These are species and hybrids from within the same Primula section as Primula auricula. Many of the hybrids have some auricula heritage but are smaller than garden aurculas and may show a greater resemblance to other parents.
A couple of old, but new-to-me, Primula marginatas, Linda Pope (a hybrid) and Barbara Clough (species).
John Richards, in Primula, describes ‘Snow Cap’ as a white-flowered hybrid of Primula hirsuta and Primula allionii. I assume this plant, sold as ‘Snowcap’ is the same one. The pink-flowered plant, with the wrong label, is likely also a hybrid with Primula hirsuta. Does it matter? Maybe not a lot. If I knew they were both P allionii hybrids, I might try crossing them. If I knew the pink one had some P marginata in it, I would cross it with a P marginata.
Primula villosa, bought in 2011. Around the same time, I also acquired plants of P latifolia, P hirsuta, and P x forsteri. All had three or four good years in the garden but lately have been dwindling, and only small pieces remain.
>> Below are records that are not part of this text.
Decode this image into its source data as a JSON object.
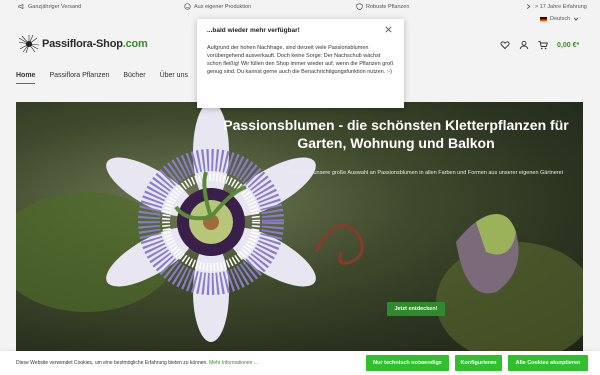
{
  "topbar": {
    "usps": [
      {
        "icon": "megaphone-icon",
        "text": "Ganzjähriger Versand"
      },
      {
        "icon": "smile-icon",
        "text": "Aus eigener Produktion"
      },
      {
        "icon": "shield-icon",
        "text": "Robuste Pflanzen"
      },
      {
        "icon": "chevron-right-icon",
        "text": "> 17 Jahre Erfahrung"
      }
    ],
    "language": "Deutsch"
  },
  "header": {
    "logo_main": "Passiflora-Shop",
    "logo_tld": ".com",
    "cart_total": "0,00 €*"
  },
  "nav": {
    "items": [
      "Home",
      "Passiflora Pflanzen",
      "Bücher",
      "Über uns"
    ]
  },
  "hero": {
    "title": "Passionsblumen - die schönsten Kletterpflanzen für Garten, Wohnung und Balkon",
    "subtitle": "Entdecke unsere große Auswahl an Passionsblumen in allen Farben und Formen aus unserer eigenen Gärtnerei",
    "button": "Jetzt entdecken!"
  },
  "modal": {
    "title": "...bald wieder mehr verfügbar!",
    "body": "Aufgrund der hohen Nachfrage, sind derzeit viele Passionsblumen vorübergehend ausverkauft. Doch keine Sorge: Der Nachschub wächst schon fleißig! Wir füllen den Shop immer wieder auf, wenn die Pflanzen groß genug sind. Du kannst gerne auch die Benachrichtigungsfunktion nutzen. :-)"
  },
  "cookie": {
    "text": "Diese Website verwendet Cookies, um eine bestmögliche Erfahrung bieten zu können.",
    "link": "Mehr Informationen ...",
    "btn_necessary": "Nur technisch notwendige",
    "btn_configure": "Konfigurieren",
    "btn_accept": "Alle Cookies akzeptieren"
  },
  "colors": {
    "accent": "#3a8a2c",
    "cookie_button": "#2fbf2f"
  }
}
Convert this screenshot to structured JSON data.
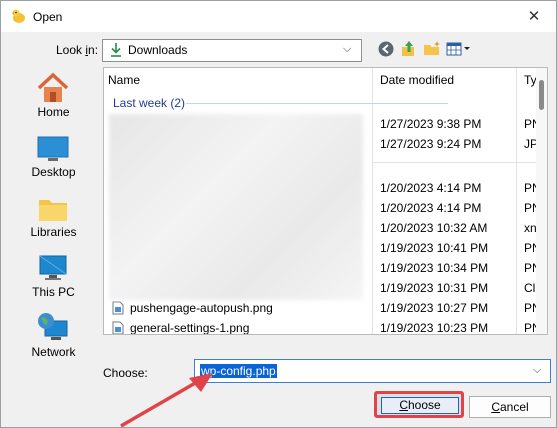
{
  "window": {
    "title": "Open",
    "close_glyph": "✕"
  },
  "toolbar": {
    "look_in_label": "Look in:",
    "look_in_value": "Downloads",
    "icons": [
      "back-icon",
      "up-folder-icon",
      "new-folder-icon",
      "view-menu-icon"
    ]
  },
  "places": [
    {
      "label": "Home",
      "icon": "home-icon"
    },
    {
      "label": "Desktop",
      "icon": "desktop-icon"
    },
    {
      "label": "Libraries",
      "icon": "libraries-icon"
    },
    {
      "label": "This PC",
      "icon": "this-pc-icon"
    },
    {
      "label": "Network",
      "icon": "network-icon"
    }
  ],
  "filelist": {
    "columns": {
      "name": "Name",
      "date": "Date modified",
      "type": "Ty"
    },
    "group_label": "Last week (2)",
    "rows": [
      {
        "name": "",
        "date": "1/27/2023 9:38 PM",
        "type": "PN"
      },
      {
        "name": "",
        "date": "1/27/2023 9:24 PM",
        "type": "JP"
      },
      {
        "name": "",
        "date": "1/20/2023 4:14 PM",
        "type": "PN"
      },
      {
        "name": "",
        "date": "1/20/2023 4:14 PM",
        "type": "PN"
      },
      {
        "name": "",
        "date": "1/20/2023 10:32 AM",
        "type": "xn"
      },
      {
        "name": "",
        "date": "1/19/2023 10:41 PM",
        "type": "PN"
      },
      {
        "name": "",
        "date": "1/19/2023 10:34 PM",
        "type": "PN"
      },
      {
        "name": "",
        "date": "1/19/2023 10:31 PM",
        "type": "Cl"
      },
      {
        "name": "pushengage-autopush.png",
        "date": "1/19/2023 10:27 PM",
        "type": "PN"
      },
      {
        "name": "general-settings-1.png",
        "date": "1/19/2023 10:23 PM",
        "type": "PN"
      }
    ]
  },
  "choose": {
    "label": "Choose:",
    "value": "wp-config.php"
  },
  "buttons": {
    "choose": "Choose",
    "cancel": "Cancel"
  },
  "colors": {
    "annotation_red": "#e0434a",
    "selection_blue": "#0a64d6"
  }
}
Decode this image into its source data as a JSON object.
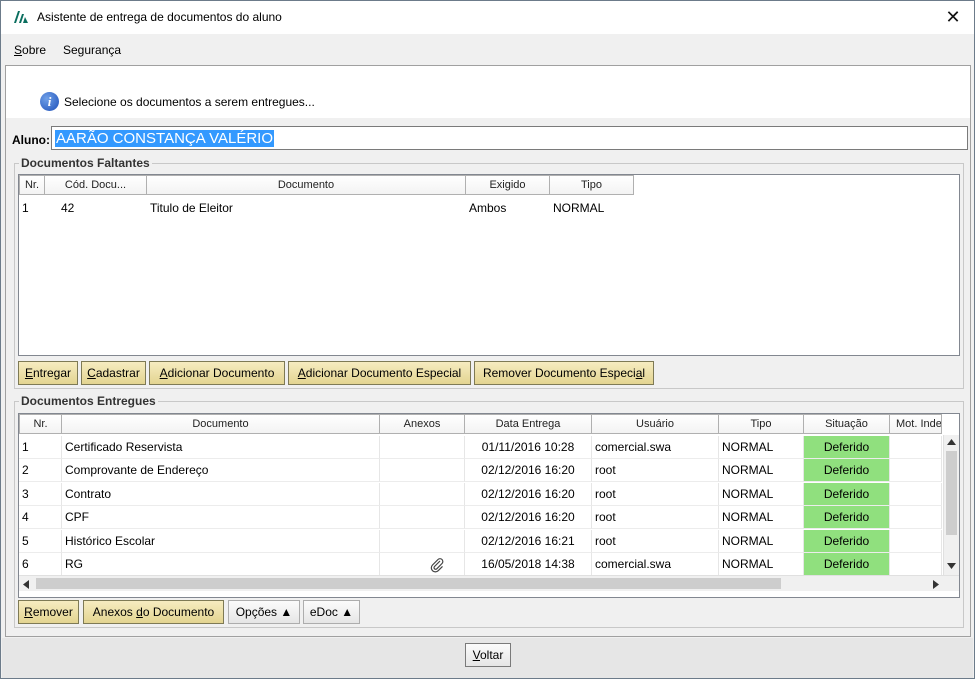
{
  "window": {
    "title": "Asistente de entrega de documentos do aluno",
    "close_glyph": "✕"
  },
  "menu": {
    "items": [
      {
        "label": "Sobre",
        "underline": "S"
      },
      {
        "label": "Segurança",
        "underline": ""
      }
    ]
  },
  "info": {
    "icon": "info-icon",
    "text": "Selecione os documentos a serem entregues..."
  },
  "aluno": {
    "label": "Aluno:",
    "value": "AARÃO CONSTANÇA VALÉRIO"
  },
  "faltantes": {
    "legend": "Documentos Faltantes",
    "columns": [
      "Nr.",
      "Cód. Docu...",
      "Documento",
      "Exigido",
      "Tipo"
    ],
    "rows": [
      {
        "nr": "1",
        "cod": "42",
        "documento": "Titulo de Eleitor",
        "exigido": "Ambos",
        "tipo": "NORMAL"
      }
    ],
    "buttons": {
      "entregar": "Entregar",
      "cadastrar": "Cadastrar",
      "adicionar": "Adicionar Documento",
      "adicionar_especial": "Adicionar Documento Especial",
      "remover_especial": "Remover Documento Especial"
    }
  },
  "entregues": {
    "legend": "Documentos Entregues",
    "columns": [
      "Nr.",
      "Documento",
      "Anexos",
      "Data Entrega",
      "Usuário",
      "Tipo",
      "Situação",
      "Mot. Inde"
    ],
    "rows": [
      {
        "nr": "1",
        "documento": "Certificado Reservista",
        "anexos": "",
        "data": "01/11/2016 10:28",
        "usuario": "comercial.swa",
        "tipo": "NORMAL",
        "situacao": "Deferido"
      },
      {
        "nr": "2",
        "documento": "Comprovante de Endereço",
        "anexos": "",
        "data": "02/12/2016 16:20",
        "usuario": "root",
        "tipo": "NORMAL",
        "situacao": "Deferido"
      },
      {
        "nr": "3",
        "documento": "Contrato",
        "anexos": "",
        "data": "02/12/2016 16:20",
        "usuario": "root",
        "tipo": "NORMAL",
        "situacao": "Deferido"
      },
      {
        "nr": "4",
        "documento": "CPF",
        "anexos": "",
        "data": "02/12/2016 16:20",
        "usuario": "root",
        "tipo": "NORMAL",
        "situacao": "Deferido"
      },
      {
        "nr": "5",
        "documento": "Histórico Escolar",
        "anexos": "",
        "data": "02/12/2016 16:21",
        "usuario": "root",
        "tipo": "NORMAL",
        "situacao": "Deferido"
      },
      {
        "nr": "6",
        "documento": "RG",
        "anexos": "paperclip-icon",
        "data": "16/05/2018 14:38",
        "usuario": "comercial.swa",
        "tipo": "NORMAL",
        "situacao": "Deferido"
      }
    ],
    "buttons": {
      "remover": "Remover",
      "anexos": "Anexos do Documento",
      "opcoes": "Opções",
      "edoc": "eDoc"
    }
  },
  "footer": {
    "voltar": "Voltar"
  },
  "colors": {
    "accent_button": "#e3d491",
    "status_deferido": "#90e07e",
    "selection": "#3399ff"
  }
}
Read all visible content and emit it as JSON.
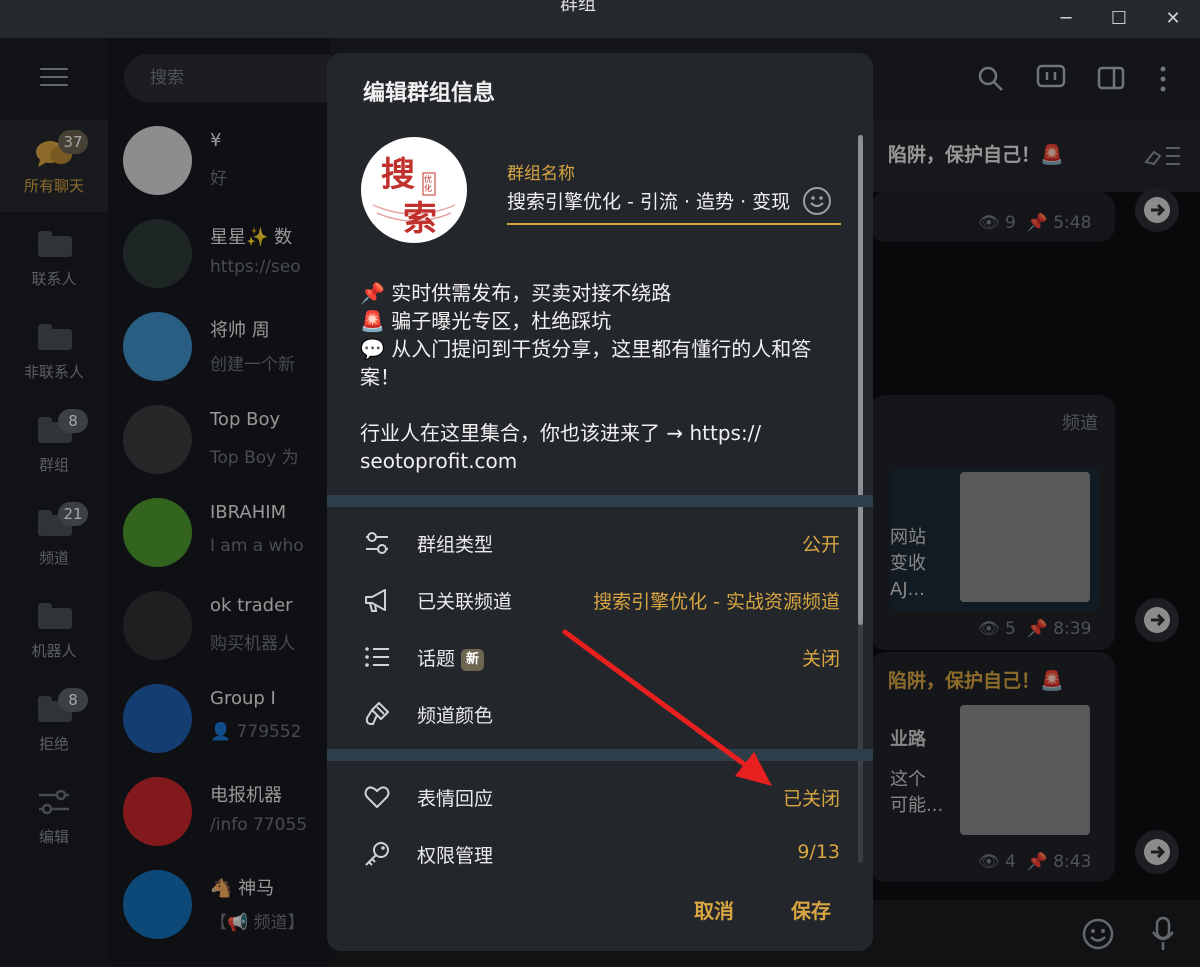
{
  "window": {
    "title": "群组",
    "minimize": "─",
    "maximize": "☐",
    "close": "✕"
  },
  "sidebar": {
    "folders": [
      {
        "label": "所有聊天",
        "badge": "37",
        "active": true
      },
      {
        "label": "联系人",
        "badge": ""
      },
      {
        "label": "非联系人",
        "badge": ""
      },
      {
        "label": "群组",
        "badge": "8"
      },
      {
        "label": "频道",
        "badge": "21"
      },
      {
        "label": "机器人",
        "badge": ""
      },
      {
        "label": "拒绝",
        "badge": "8"
      },
      {
        "label": "编辑",
        "badge": ""
      }
    ]
  },
  "search": {
    "placeholder": "搜索"
  },
  "chats": [
    {
      "name": "¥",
      "preview": "好",
      "avatar_color": "#d9d9d9"
    },
    {
      "name": "星星✨ 数",
      "preview": "https://seo",
      "avatar_color": "#2e3b3a"
    },
    {
      "name": "将帅 周",
      "preview": "创建一个新",
      "avatar_color": "#3f8fc8"
    },
    {
      "name": "Top Boy",
      "preview": "Top Boy 为",
      "avatar_color": "#3a3d40"
    },
    {
      "name": "IBRAHIM",
      "preview": "I am a who",
      "avatar_color": "#4f9a2e"
    },
    {
      "name": "ok trader",
      "preview": "购买机器人",
      "avatar_color": "#2f3133"
    },
    {
      "name": "Group I",
      "preview": "👤 779552",
      "avatar_color": "#1f5fae"
    },
    {
      "name": "电报机器",
      "preview": "/info 77055",
      "avatar_color": "#c8272c"
    },
    {
      "name": "🐴 神马",
      "preview": "【📢 频道】",
      "avatar_color": "#1470b8"
    }
  ],
  "background_chat": {
    "pinned_text": "陷阱，保护自己！🚨",
    "messages": [
      {
        "views": "9",
        "time": "5:48"
      },
      {
        "label": "频道",
        "snippet1": "网站",
        "snippet2": "变收",
        "snippet3": "AJ...",
        "views": "5",
        "time": "8:39"
      },
      {
        "title": "陷阱，保护自己！🚨",
        "snippet1": "业路",
        "snippet2": "这个",
        "snippet3": "可能...",
        "views": "4",
        "time": "8:43"
      }
    ]
  },
  "dialog": {
    "title": "编辑群组信息",
    "logo_text_1": "搜",
    "logo_text_2": "索",
    "logo_stamp": "优化",
    "name_label": "群组名称",
    "name_value": "搜索引擎优化 - 引流 · 造势 · 变现",
    "description_lines": [
      "📌 实时供需发布，买卖对接不绕路",
      "🚨 骗子曝光专区，杜绝踩坑",
      "💬 从入门提问到干货分享，这里都有懂行的人和答",
      "案！",
      "",
      "行业人在这里集合，你也该进来了 → https://",
      "seotoprofit.com"
    ],
    "settings": [
      {
        "label": "群组类型",
        "value": "公开",
        "icon": "sliders-icon"
      },
      {
        "label": "已关联频道",
        "value": "搜索引擎优化 - 实战资源频道",
        "icon": "megaphone-icon"
      },
      {
        "label": "话题",
        "tag": "新",
        "value": "关闭",
        "icon": "list-icon"
      },
      {
        "label": "频道颜色",
        "value": "",
        "icon": "brush-icon"
      }
    ],
    "settings2": [
      {
        "label": "表情回应",
        "value": "已关闭",
        "icon": "heart-icon"
      },
      {
        "label": "权限管理",
        "value": "9/13",
        "icon": "key-icon"
      }
    ],
    "cancel": "取消",
    "save": "保存"
  },
  "colors": {
    "accent": "#d7a542",
    "annotation_arrow": "#e8201f",
    "dialog_bg": "#23262b"
  }
}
I don’t know why this should be — whether these plants typically do not live long as garden plants, or whether the conditions here don’t suit them well. I could move them into pots and ‘baby’ them, but they might like that even less.
The above are all purchased plants. The following are grown from seed, except little Primula x pubescens ‘Cream Viscosa,’ shown here as a possible pollen parent for the pink-flowered seedling. The seed parent is the slightly pinkish pale yellow garden auricula (pictured with leaves of nearby Primula marginata x ‘Herb Dickson’), a much larger plant than the other two. The bright pink comes from Primula hirsuta, one of the parents in a Primula x pubescens cross and also present in the make-up of most (if not all?) garden auriculas. I was impressed by this seedling, a very big little plant in its first blooming year, while its siblings did not bloom at all.
Previously on the blog I have shown plants from seed out of a poor hybrid sold as Primula carniolica. Here are another four. The insipid yellow has even less colour than the colourless seed parent.
Plants from seed acquired through the American Primrose Society seed exchange, and pods full of seed to send back to the exchange. (Go here now to join the APS!) The plants have named cultivar parents. The blue comes from ‘Wharfedale Village,’ which appears to have some P marginata in it, and the pinks are from ‘Peardrop,’ a P allioniii hybrid.
This is a Primula glaucescens seedling at the end of July. Sometimes a new seedling that is too small to bloom in the spring will have its first flowering in the fall. Here, I thought the new, pinkish growth was a sign the plant was producing flower buds. I saw similar growth on P glaucescens’ near relations P spectabilis and P clusiana. None of them went on to bloom, however, and the new growth disappeared. The pinkish leaves/buds didn’t die — they disappeared. Maybe cooler weather caused the plants to abort the mission. Or maybe — is this possible? — the plants produced next year’s flower buds above ground and then drew them down below the surface for protection over winter.
To close, one of 2017’s new seedlings out of Primula marginata ‘Herb Dickson.’ Is it this blue in real life? Not quite. The camera sees more blue than it should. But of several seedlings grown from seed out of ‘Herb Dickson,’ this is the best blue yet. It will be interesting to see what it does this year when it is a bigger plant.